The footage shows food being prepared in the restaurant. It highlights the fact that the food is cooked on a giant grill.
The visual focus of the Facebook page is supplemented by the user-generated posts the restaurant shares.
The page also makes it easy to book a table or order takeaway via the “Shop Now” call-to-action.
What Do Successful Restaurant Facebook Pages Have in Common?
Here are some of the most critical parts of successful restaurant Facebook Pages.
The first thing people see when they come across your restaurant Facebook page is your images: both your profile photo and your cover photo. Make sure your images are high-quality and the right size.
Image: Dan Gold/Unsplash
Detailed ‘About’ Information
The about section is prominent on your restaurant Facebook page and contains your business information. Filling this out is mostly self-explanatory, and you can choose exactly which sections to show. Include your restaurant’s:
- Reservation information
- Phone number and contact details
- Opening hours
- Social media profiles
The most challenging part of the About section on your restaurant’s Facebook page is the description. You need to write a short sentence or two about your restaurant’s main value point.
Below are two excellent examples.
We like the first because it focuses on the venue’s heritage and location — two things that are sure to impress potential customers. The second is good because it uses a positive quote from an interview — something that gives the statement authority.
Sydney Cove Oyster Bar is one of the most historical and iconic venues on the water’s edge of Circular Quay and has been serving Sydney’s finest seafood since 1988.
British steakhouses and cocktail bars | “Flawless. The best steak you will find anywhere.” Giles Coren, The Times.
Facebook Page Call-to-Action
One of the most useful features Facebook pages offer is the call-to-action button.
You can use this to persuade customers to order food, download an app, reserve a table, or call the restaurant.
Think about your restaurant Facebook page’s primary use and create a call-to-action based around it.
Facebook posts are an essential part of any restaurant’s social media page. Here are some types of content you might want to share.
Menu Introduction Posts:Restaurants often introduce dishes via Facebook posts. You could show a new meal or an existing dish. Either way, choose a high-quality photo and description to make the food as appetizing as possible.
User-Generated Content: We mentioned user-generated content in the above section as it is an excellent way for restaurants to get new photos and posts.
Instagram is an excellent source of this type of content, so be on the lookout for photos you are tagged in and if you like one of the images, reach out to ask if you can share it on your restaurant Facebook page.
Restaurant News Posts: Keep customers up-to-date by sharing news from your restaurant. Some updates you can share on your Facebook page may include:

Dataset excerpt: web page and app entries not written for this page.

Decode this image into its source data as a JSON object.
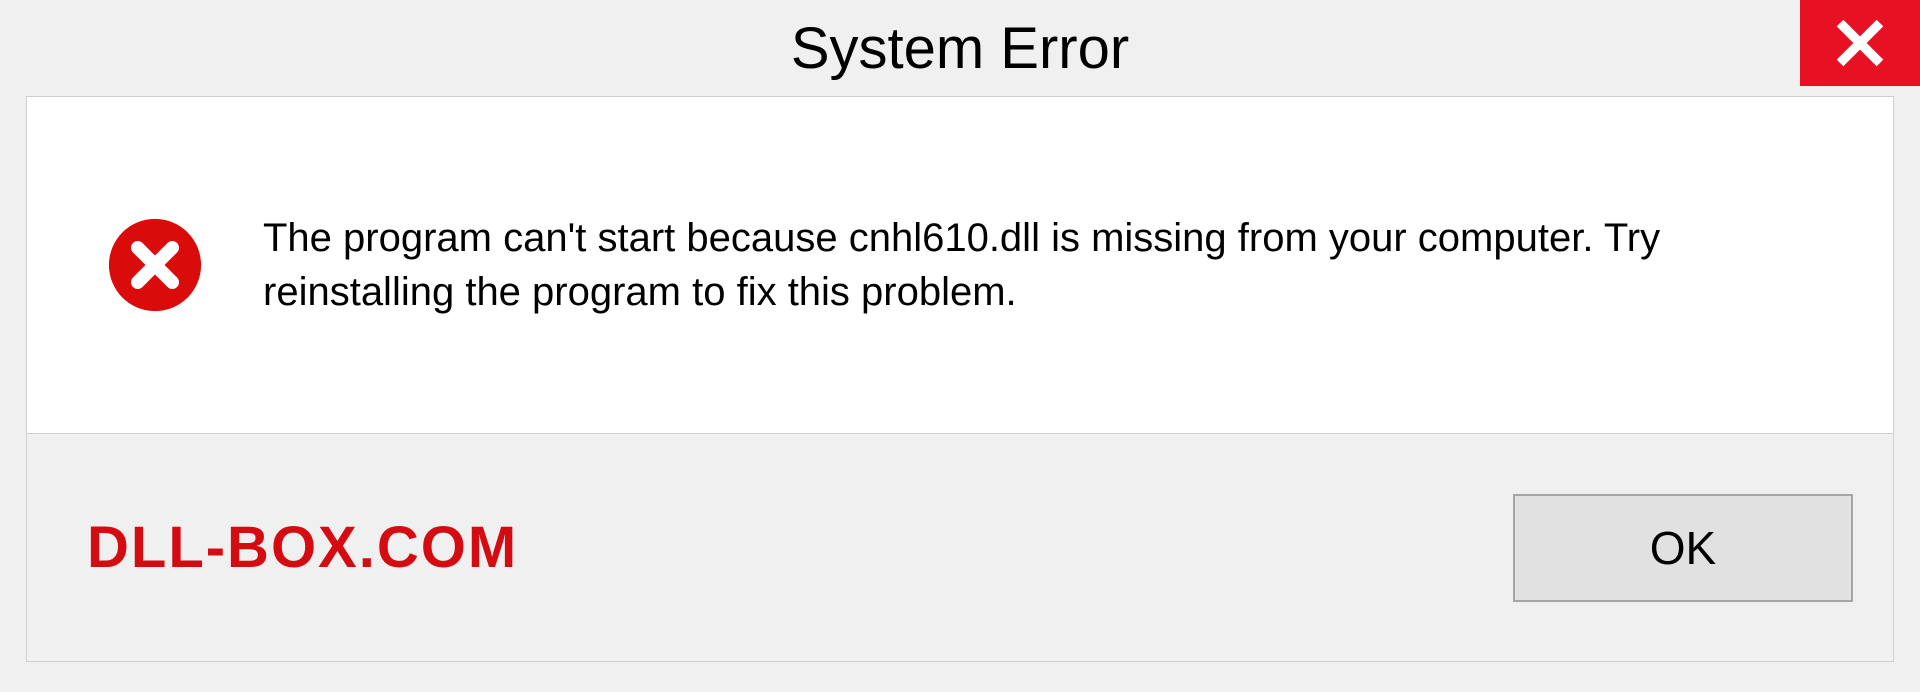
{
  "dialog": {
    "title": "System Error",
    "message": "The program can't start because cnhl610.dll is missing from your computer. Try reinstalling the program to fix this problem.",
    "ok_label": "OK"
  },
  "watermark": "DLL-BOX.COM",
  "colors": {
    "close_bg": "#e81123",
    "error_icon": "#da0b0b",
    "watermark": "#d40c12"
  }
}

- Changes to the restaurant menu
- Interior changes
- Different opening times
- Collaborations with food bloggers or other local businesses
- Upcoming events

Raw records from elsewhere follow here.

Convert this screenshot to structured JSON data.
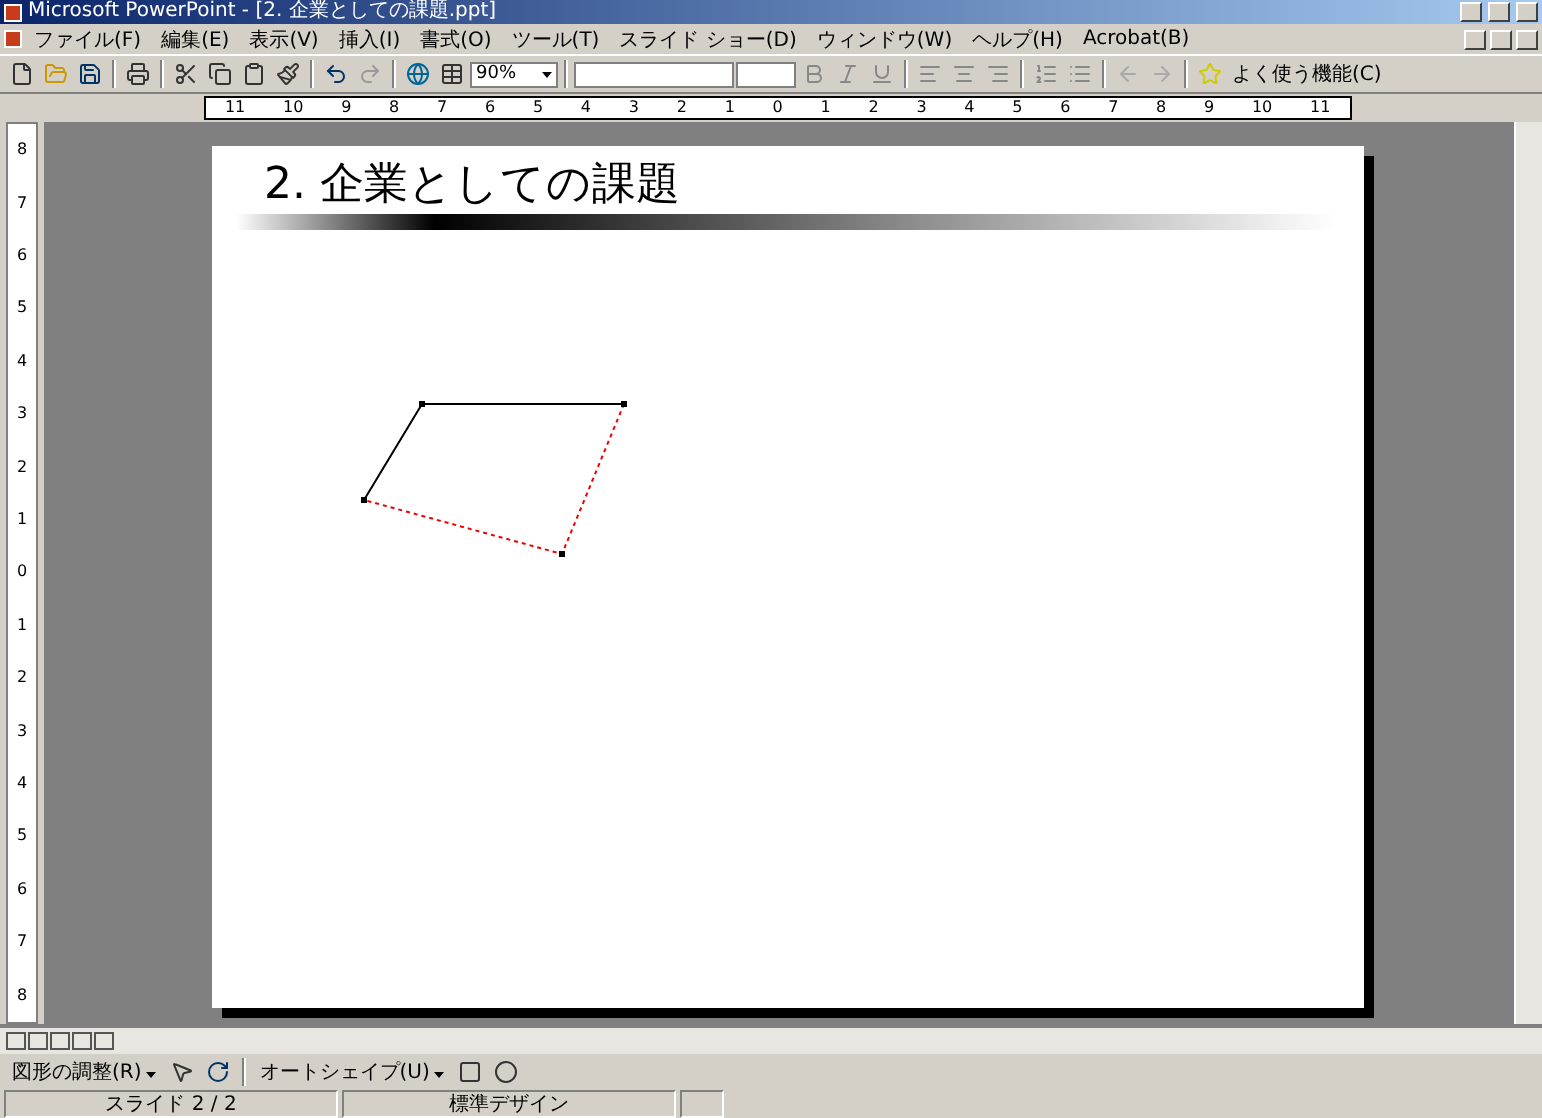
{
  "window": {
    "title": "Microsoft PowerPoint - [2. 企業としての課題.ppt]"
  },
  "menu": [
    {
      "label": "ファイル(F)"
    },
    {
      "label": "編集(E)"
    },
    {
      "label": "表示(V)"
    },
    {
      "label": "挿入(I)"
    },
    {
      "label": "書式(O)"
    },
    {
      "label": "ツール(T)"
    },
    {
      "label": "スライド ショー(D)"
    },
    {
      "label": "ウィンドウ(W)"
    },
    {
      "label": "ヘルプ(H)"
    },
    {
      "label": "Acrobat(B)"
    }
  ],
  "toolbar": {
    "zoom": "90%",
    "favorites": "よく使う機能(C)"
  },
  "ruler": {
    "horizontal": [
      "11",
      "10",
      "9",
      "8",
      "7",
      "6",
      "5",
      "4",
      "3",
      "2",
      "1",
      "0",
      "1",
      "2",
      "3",
      "4",
      "5",
      "6",
      "7",
      "8",
      "9",
      "10",
      "11"
    ],
    "vertical": [
      "8",
      "7",
      "6",
      "5",
      "4",
      "3",
      "2",
      "1",
      "0",
      "1",
      "2",
      "3",
      "4",
      "5",
      "6",
      "7",
      "8"
    ]
  },
  "slide": {
    "title": "2. 企業としての課題"
  },
  "drawing_toolbar": {
    "draw": "図形の調整(R)",
    "autoshapes": "オートシェイプ(U)"
  },
  "status_bar": {
    "slide": "スライド 2 / 2",
    "design": "標準デザイン"
  }
}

Time-Sensitive Content: Sharing content relevant to trends or things that are happening is an excellent way to create engagement with fans or profit from the popularity of something else.
You could write Facebook content relating to a sporting event, a news story, the weather (see below), or posts to simply celebrate the weekend.
Promotional Posts: Sharing information about promotions is an excellent way to get customers to come to your restaurant and create engagement with your brand. Another option is to run restaurant contests that people can enter by commenting on or sharing the page.
Media Coverage Posts: Be sure to make the most of any positive press your restaurant receives by sharing it on your restaurant Facebook pages.
You can also share blogs, images from other social media platforms, or even customer reviews on third-party sites.
Facebook Pages Are an Essential Part of a Restaurant Marketing Strategy
Restaurant Facebook pages are an essential part of any restaurant’s Facebook marketing strategy. But they aren’t the only way to promote your business on social media channels.
For more restaurant marketing tips check out top 31 restaurant marketing ideas in 2020.